Practice

Optimal results are achieved through the continued communication, involvement and collaboration between the treating surgeon and specialized therapists. We have a friendly and co-operative working environment between the specialist Hand Surgeon and dedicated Hand Therapists. We focus on the restoration of the functional, work, sport and recreational use of the hand without neglecting the aesthetic and communicative role the hand plays.
Comprehensive care is provided by applying all available treatment options for the patient’s condition. Conservative management with therapeutic modalities are combined with injections or infiltrations where needed. Activity modification and assistive devices are used to improve function and relieve symptoms. Surgery is performed when indicated.
Individualized treatment is undertaken for each patient, taking into account the specific needs, expectations and limitations for each client. We appreciate the impact of the disease, treatment and recovery time on the individual and his/her social network, and the timing and type of treatment are adapted accordingly.
Cost effectiveness is ensured by providing a one-stop service with the surgeon and therapist in the same rooms. If surgery is indicated, it is usually done as a day procedure in a specialized Day Hospital. Overnight admission is hardly ever needed and hospitalization costs are kept to a minimum.
Hand therapy is managed on site by Larissa Visser, an Occupational Therapist working with the practice of Karin Weskamp, a well-established Hand- and Occupational Therapy practice. We also have a good working relationship with other therapists in George and the surrounding towns.
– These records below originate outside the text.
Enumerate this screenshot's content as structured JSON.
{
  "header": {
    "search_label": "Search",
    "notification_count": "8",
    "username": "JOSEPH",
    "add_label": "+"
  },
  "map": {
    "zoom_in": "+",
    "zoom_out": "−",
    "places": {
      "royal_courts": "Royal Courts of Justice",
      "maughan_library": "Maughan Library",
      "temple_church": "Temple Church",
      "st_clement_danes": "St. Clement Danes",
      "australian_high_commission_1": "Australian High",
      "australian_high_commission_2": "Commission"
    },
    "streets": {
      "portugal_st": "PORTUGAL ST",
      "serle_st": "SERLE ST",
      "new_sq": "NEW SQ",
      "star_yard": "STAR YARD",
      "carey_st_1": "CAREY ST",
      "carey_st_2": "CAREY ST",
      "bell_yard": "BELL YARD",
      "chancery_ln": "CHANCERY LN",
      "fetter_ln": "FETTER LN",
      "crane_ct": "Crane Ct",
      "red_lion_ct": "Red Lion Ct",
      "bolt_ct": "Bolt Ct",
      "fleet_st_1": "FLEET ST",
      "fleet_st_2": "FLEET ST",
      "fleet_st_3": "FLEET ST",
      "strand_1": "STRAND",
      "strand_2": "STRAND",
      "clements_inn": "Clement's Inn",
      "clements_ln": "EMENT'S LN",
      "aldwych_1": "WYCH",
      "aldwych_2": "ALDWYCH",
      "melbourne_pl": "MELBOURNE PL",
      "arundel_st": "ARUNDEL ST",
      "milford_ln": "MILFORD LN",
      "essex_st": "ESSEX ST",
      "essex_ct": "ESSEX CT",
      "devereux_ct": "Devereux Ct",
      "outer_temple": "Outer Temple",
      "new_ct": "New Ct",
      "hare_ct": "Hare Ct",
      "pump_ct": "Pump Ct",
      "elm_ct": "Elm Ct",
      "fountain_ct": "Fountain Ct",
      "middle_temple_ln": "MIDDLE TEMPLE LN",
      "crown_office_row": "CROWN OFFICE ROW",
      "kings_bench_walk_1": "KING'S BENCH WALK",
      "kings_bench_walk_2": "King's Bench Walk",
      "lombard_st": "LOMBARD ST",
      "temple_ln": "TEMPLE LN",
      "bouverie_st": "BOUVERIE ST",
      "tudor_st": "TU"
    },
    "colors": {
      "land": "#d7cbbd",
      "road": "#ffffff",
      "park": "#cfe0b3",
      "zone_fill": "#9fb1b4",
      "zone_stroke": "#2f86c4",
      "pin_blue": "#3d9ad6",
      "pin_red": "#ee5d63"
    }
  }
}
Therapy may include:

  • Splinting
  • Pressure garments
  • Exercise and home programs
  • Pain and oedema management
  • Scar management
  • Activity modifications and adaptations
  • Assistive devices
  • Work visits and reintegration


Non-surgical treatment options include:

  • Intra-articular injections
  • Infiltration of inflamed or entrapped tendons and muscles, ie
    • Trigger fingers
    • De Quervain’s tenovitis
    • Tennis elbow and golfer’s elbow
  • Conservative treatment of
    • Carpal tunnel syndrome
    • Thumb osteoarthritis
    • Dorsal wrist syndrome
    • TFCC injuries
    • Complex Regional Pain Syndrome


Surgery is performed by a specialist Hand Surgeon. Dr PC Pelser obtained his MBChB degree from the University of Pretoria and continued to specialize in Orthopaedic Surgery at the University of the Free State, where he worked as consultant in the Hand Surgery Department. He did further training under Hand Surgeons in Cape Town in 2013, and in 2014 completed a Fellowship in Hand Surgery and Peripheral Nerve Surgery at the Royal North Shore Hospital and University of Sydney in Sydney, Australia. Being a clarinettist and keen outdoor sportsman, dr Pelser has good first-hand experience of the unique and extreme demands that are placed on a person’s hands. Almost all procedures are done as day-cases, meaning that admission to hospital is limited to 1 to 2 hours pre-operatively with discharge within 1 to 3 hours after the procedure. Surgery is performed under different types of local or regional anaesthetic techniques with the addition of sedation or general anaesthetic as needed. This is done with the help of a specialist anaesthetist and helps to keep post-operative pain and discomfort to a minimum.

Surgical procedures are available for most upper limb conditions, including:

  • Children’s congenital hand conditions, such as:
    • Fused/webbed fingers (syndactyly)
    • Extra fingers (polydactyly)
    • Thumb abnormalities (duplication or trigger)
    • Arthrogryposis
    • Radial club hand
    • Cerebral palsy
    • Neonatal brachial plexus injuries (Erb’s palsy)
  • Carpal Tunnel Syndrome and other nerve compression conditions
  • Trigger fingers
  • De Quervain’s tenovitis
  • Dupuytren’s contracture
  • Arthritis of the fingers, wrist and elbows, including
    • Joint replacements/arthroplasty
    • Joint fusions/arthrodecis
  • Spastic and paralytic hand conditions, such as:
    • Cerebral palsy
    • Stroke
    • Brain injury
    • Quadriplegia
    • Brachial plexus injuries
  • Hand injuries/trauma
    • Tendon and nerve repair
    • Fractures of the fingers, hand, wrist and elbow
    • Nailbed injuries
  • Ganglions, nodules, cysts and other hand tumours
  • Infection and abscesses around the nail, fingertip or hand